Nothing, from one point of view: and yet, in another way, all. There is nothing here so crass as an ‘up-beat’. Instead what one has to say, however awkward it sounds, is that in good American poetry, whether in English or Spanish or Portuguese (for all I know in French also, and in Quechua), it is first proposed and then proved that poetry provides spiritual nourishment – not what religion itself provides, but a (perhaps shadowy) analogue of that. If, as I think is true, our own poetry rather seldom any longer embarks on such an exalted enterprise, that seems the best reason why, outsiders though we are, we need to go on inspecting the poetry of ‘the Americas’.

Send Letters To:

The Editor
London Review of Books,
28 Little Russell Street
London, WC1A 2HN


Please include name, address, and a telephone number.


Vol. 3 No. 18 · 1 October 1981

SIR: What a shame that Donald Davie should ruin any chance of his article ‘My Americas’ (LRB, 3 September) being taken seriously by this ignorant sentence: ‘Any one who has tried to read the Colombian novel A Hundred Days of Solitude – popular as that mysteriously was in its English translation – must surely endorse Hough’s account of the difficulties that confront us, not much less with South American poems than with South or Central American novels.’ It’s a double shame that the London Review of Books, after such an intelligent and enlightening review last June of Garcia Marquez’s In Evil Hour (‘Two Visits to the Dentist’ by Michael Mason, LRB, 5 June 1980), should let slip such a bastardisation of the title of One Hundred Years of Solitude, giving the impression of a novel about torture in a dictator’s prison.
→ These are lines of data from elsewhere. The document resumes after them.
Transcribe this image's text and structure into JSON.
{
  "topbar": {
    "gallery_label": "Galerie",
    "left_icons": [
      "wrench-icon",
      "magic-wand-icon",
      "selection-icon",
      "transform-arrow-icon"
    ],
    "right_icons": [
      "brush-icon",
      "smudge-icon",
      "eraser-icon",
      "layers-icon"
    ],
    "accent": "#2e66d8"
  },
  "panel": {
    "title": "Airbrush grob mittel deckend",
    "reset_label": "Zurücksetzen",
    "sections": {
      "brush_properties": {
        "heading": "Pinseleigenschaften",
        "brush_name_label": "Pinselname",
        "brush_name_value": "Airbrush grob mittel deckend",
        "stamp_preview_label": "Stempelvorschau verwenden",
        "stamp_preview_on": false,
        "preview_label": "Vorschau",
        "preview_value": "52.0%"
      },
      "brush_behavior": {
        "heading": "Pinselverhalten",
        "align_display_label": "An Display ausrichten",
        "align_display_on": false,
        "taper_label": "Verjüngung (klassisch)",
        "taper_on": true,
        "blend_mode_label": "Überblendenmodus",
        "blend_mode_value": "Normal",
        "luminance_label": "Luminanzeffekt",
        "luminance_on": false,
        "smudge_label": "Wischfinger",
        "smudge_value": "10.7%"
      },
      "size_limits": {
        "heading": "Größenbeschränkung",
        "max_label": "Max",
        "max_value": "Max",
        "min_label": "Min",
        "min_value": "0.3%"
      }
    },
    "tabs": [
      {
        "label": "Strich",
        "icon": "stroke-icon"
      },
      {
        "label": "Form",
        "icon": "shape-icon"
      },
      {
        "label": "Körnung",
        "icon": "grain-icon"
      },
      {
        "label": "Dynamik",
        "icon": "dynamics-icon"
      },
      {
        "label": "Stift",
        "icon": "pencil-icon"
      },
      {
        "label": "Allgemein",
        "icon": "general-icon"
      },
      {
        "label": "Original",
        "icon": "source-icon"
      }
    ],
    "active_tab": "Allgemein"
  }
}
Why should it be ‘mysterious’ that the novel was popular in translation? Garcia Marquez has said that he prefers Gregory Rabassa’s English translation of his Spanish original. That is mysterious. There are difficulties in reading the novel – the political and literary references are not just continental but parochial. Much of the end section of the novel concerns the group of friends Garcia Marquez discussed literature with when he worked on the newspaper El Heraldo in Barranquilla, such as Alfonso Fuenmayor, who still lives there. There is room for the kind of background guidebook that Ulysses spawned, to sort out the fantasy and reality, for when you start digging you find that much of what was assumed to be fantasy was reality for Garcia Marquez. But that does not stop the average reader enjoying the novel. I suggest that Donald Davie should read it for himself.

John Archer
BBC Television Centre, London W12

What is at issue here is a slip of the pen, comparable to one that occurred in the typescript of Mr Archer’s interesting letter. Slips of the pen are not caused by ignorance.

Editor, ‘London Review’

send letters to

The Editor
London Review of Books
28 Little Russell Street
London, WC1A 2HN


Please include name, address and a telephone number

Read anywhere with the London Review of Books app, available now from the App Store for Apple devices, Google Play for Android devices and Amazon for your Kindle Fire.

Sign up to our newsletter

For highlights from the latest issue, our archive and the blog, as well as news, events and exclusive promotions.

Newsletter Preferences